April 29 at 11 a.m., Jess Thomson, A Year Right Here, Book Larder, signing for Independent Bookstore Day, Seattle, WA

April 30 at 4 p.m., David B. Williams, Seattle Walks, Eagle Harbor Books, Bainbridge Island, WA

MAY

May 2 at 7:30 p.m., Carolyne Wright, Kathya Alexander, Laura Da’, Jana Harris, and Holly J. Hughes, Raising Lilly Ledbetter (Lost Horse Press), Town Hall Seattle, Seattle, WA (Tickets $5)

May 3, 2017 at 6 p.m., 12th Annual Literary Voices, Kathleen Alcalá, The Deepest Roots; Paula Becker, Looking for Betty MacDonald; Eileen Bjorkman, The Propeller under the Bed; Moon-ho Jung, The Rising Tide of Color; Tom Reese & Eric Wagner, Once and Future River; Jess Thomson, A Year Right Here; Thaisa Way, The Landscape Architecture of Richard Haag; Margaret Willson, Seawomen of Iceland; North Ballroom at the HUB. Tickets: $150 per person; $1,500 per table, register online

May 5 – 6, Kathleen Alcalá, The Deepest Roots, with Dani Cornejo and Nicole Yanes on Opata language and culture revival, “The Living Breath of wǝɫǝbʔaltxʷ“ Indigenous Foods and Ecological Knowledge Symposium, University of Washington, Seattle, WA

May 6 at 11 a.m., Eileen Bjorkman, The Propeller under the Bed, Book signing and fly-in at Harvey Field, Snohomish, WA

May 7 at 7 p.m., Kathleen Alcalá, The Deepest Roots, Elliott Bay Book Company, Seattle, WA

May 8 at 6:30 p.m., Jess Thomson, A Year Right Here, Book Larder, Seattle, WA

May 11 at 6 p.m., Paula Becker, Looking for Betty MacDonald, Darvill’s Bookstore, Orcas Island, WA

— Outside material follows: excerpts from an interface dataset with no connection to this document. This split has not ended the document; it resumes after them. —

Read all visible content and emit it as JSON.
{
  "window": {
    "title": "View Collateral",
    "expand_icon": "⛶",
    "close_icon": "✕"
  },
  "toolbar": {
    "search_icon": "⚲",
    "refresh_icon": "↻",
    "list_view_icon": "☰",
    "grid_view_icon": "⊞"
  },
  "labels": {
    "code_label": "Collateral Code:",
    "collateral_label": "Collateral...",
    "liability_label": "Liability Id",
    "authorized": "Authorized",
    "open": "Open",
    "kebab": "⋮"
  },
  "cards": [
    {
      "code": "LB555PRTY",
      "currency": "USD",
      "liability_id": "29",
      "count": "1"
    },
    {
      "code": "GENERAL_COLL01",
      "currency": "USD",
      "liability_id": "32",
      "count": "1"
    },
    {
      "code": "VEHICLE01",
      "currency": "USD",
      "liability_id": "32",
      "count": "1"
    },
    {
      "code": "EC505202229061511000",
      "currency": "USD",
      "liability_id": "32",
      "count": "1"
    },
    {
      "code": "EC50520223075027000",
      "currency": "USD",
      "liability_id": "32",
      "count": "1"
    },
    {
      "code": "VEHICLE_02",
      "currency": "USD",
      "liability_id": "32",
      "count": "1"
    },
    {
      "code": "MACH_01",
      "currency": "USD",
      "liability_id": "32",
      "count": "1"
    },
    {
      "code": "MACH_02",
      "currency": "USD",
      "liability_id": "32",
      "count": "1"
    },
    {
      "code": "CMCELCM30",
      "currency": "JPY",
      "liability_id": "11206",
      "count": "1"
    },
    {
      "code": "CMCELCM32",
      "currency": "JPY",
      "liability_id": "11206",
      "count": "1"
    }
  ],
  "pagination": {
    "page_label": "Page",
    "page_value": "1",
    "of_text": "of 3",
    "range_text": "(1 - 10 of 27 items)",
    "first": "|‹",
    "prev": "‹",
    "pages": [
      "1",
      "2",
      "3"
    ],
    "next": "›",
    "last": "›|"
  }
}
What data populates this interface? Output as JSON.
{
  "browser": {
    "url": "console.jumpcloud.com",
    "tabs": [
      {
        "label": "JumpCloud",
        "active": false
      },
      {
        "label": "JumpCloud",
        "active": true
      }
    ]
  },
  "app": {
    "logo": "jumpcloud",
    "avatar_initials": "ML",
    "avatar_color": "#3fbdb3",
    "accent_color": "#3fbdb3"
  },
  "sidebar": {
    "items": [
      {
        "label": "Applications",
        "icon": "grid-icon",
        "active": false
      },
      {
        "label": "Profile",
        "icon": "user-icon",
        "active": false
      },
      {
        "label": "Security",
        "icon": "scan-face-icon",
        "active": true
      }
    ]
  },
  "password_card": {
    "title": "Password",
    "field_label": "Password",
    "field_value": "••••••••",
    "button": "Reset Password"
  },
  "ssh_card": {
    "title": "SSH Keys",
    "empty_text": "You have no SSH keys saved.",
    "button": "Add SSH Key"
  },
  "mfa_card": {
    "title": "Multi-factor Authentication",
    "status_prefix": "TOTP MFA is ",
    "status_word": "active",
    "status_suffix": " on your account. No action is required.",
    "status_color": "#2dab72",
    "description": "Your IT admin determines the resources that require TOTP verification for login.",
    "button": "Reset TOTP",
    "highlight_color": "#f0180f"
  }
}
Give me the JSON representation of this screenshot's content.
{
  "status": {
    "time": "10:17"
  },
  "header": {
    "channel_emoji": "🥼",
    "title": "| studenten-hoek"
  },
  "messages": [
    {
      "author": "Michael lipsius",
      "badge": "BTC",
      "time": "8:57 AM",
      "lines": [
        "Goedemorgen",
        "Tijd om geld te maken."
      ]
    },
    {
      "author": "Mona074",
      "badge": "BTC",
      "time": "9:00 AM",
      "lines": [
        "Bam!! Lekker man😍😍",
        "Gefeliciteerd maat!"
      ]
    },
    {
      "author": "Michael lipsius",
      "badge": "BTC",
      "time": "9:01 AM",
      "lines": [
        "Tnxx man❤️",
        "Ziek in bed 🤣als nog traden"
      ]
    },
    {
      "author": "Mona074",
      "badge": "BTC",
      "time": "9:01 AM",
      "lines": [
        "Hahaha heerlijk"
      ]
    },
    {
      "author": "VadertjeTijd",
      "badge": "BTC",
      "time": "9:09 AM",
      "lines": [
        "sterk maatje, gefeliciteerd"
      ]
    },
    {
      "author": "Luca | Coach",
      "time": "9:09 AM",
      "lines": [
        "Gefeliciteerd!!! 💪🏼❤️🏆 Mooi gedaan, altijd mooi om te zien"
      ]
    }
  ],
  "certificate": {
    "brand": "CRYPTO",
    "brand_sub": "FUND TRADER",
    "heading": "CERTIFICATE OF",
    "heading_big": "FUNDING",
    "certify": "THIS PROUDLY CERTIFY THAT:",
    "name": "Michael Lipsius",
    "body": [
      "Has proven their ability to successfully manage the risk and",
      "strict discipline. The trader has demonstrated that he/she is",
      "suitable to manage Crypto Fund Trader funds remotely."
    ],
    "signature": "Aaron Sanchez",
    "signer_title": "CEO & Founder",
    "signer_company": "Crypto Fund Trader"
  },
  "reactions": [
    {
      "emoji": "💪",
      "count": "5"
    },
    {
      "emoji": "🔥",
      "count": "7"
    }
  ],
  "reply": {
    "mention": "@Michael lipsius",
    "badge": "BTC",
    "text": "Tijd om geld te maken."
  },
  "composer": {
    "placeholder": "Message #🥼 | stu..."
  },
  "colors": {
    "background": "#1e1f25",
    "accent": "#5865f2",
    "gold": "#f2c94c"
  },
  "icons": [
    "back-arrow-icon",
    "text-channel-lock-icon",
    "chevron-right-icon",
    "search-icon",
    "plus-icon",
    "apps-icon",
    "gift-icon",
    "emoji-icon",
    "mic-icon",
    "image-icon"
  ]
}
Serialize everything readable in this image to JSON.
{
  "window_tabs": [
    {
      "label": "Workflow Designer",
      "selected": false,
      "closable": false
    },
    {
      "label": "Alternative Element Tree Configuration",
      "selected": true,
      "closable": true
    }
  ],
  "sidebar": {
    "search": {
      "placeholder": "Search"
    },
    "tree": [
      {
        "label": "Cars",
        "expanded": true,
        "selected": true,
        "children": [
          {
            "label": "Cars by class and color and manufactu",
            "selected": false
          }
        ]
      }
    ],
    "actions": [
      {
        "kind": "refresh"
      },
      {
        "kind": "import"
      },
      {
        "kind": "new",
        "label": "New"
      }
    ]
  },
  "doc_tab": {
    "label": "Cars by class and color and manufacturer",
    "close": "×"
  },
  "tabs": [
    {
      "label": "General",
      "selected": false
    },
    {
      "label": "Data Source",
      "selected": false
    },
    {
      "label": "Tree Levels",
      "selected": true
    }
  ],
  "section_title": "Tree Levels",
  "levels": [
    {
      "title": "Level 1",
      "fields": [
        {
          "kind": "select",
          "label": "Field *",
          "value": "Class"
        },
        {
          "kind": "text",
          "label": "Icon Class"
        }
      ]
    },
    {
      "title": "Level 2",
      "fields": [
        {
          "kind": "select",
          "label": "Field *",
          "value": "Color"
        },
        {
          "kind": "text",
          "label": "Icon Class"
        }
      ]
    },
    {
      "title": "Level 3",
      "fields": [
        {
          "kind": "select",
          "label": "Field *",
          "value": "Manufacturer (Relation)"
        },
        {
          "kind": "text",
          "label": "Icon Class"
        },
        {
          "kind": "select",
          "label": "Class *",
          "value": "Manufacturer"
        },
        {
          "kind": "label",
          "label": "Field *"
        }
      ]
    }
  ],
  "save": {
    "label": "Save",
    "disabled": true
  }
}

May 12 – 13, Zuo Tradition / Zuozhuan, translated by Stephen Durrant, Wai-Yee Li, and David Schaberg, UCLA International Institute Asia Pacific Center, Taiwan Studies Lectureship Annual Conference, Los Angeles, CA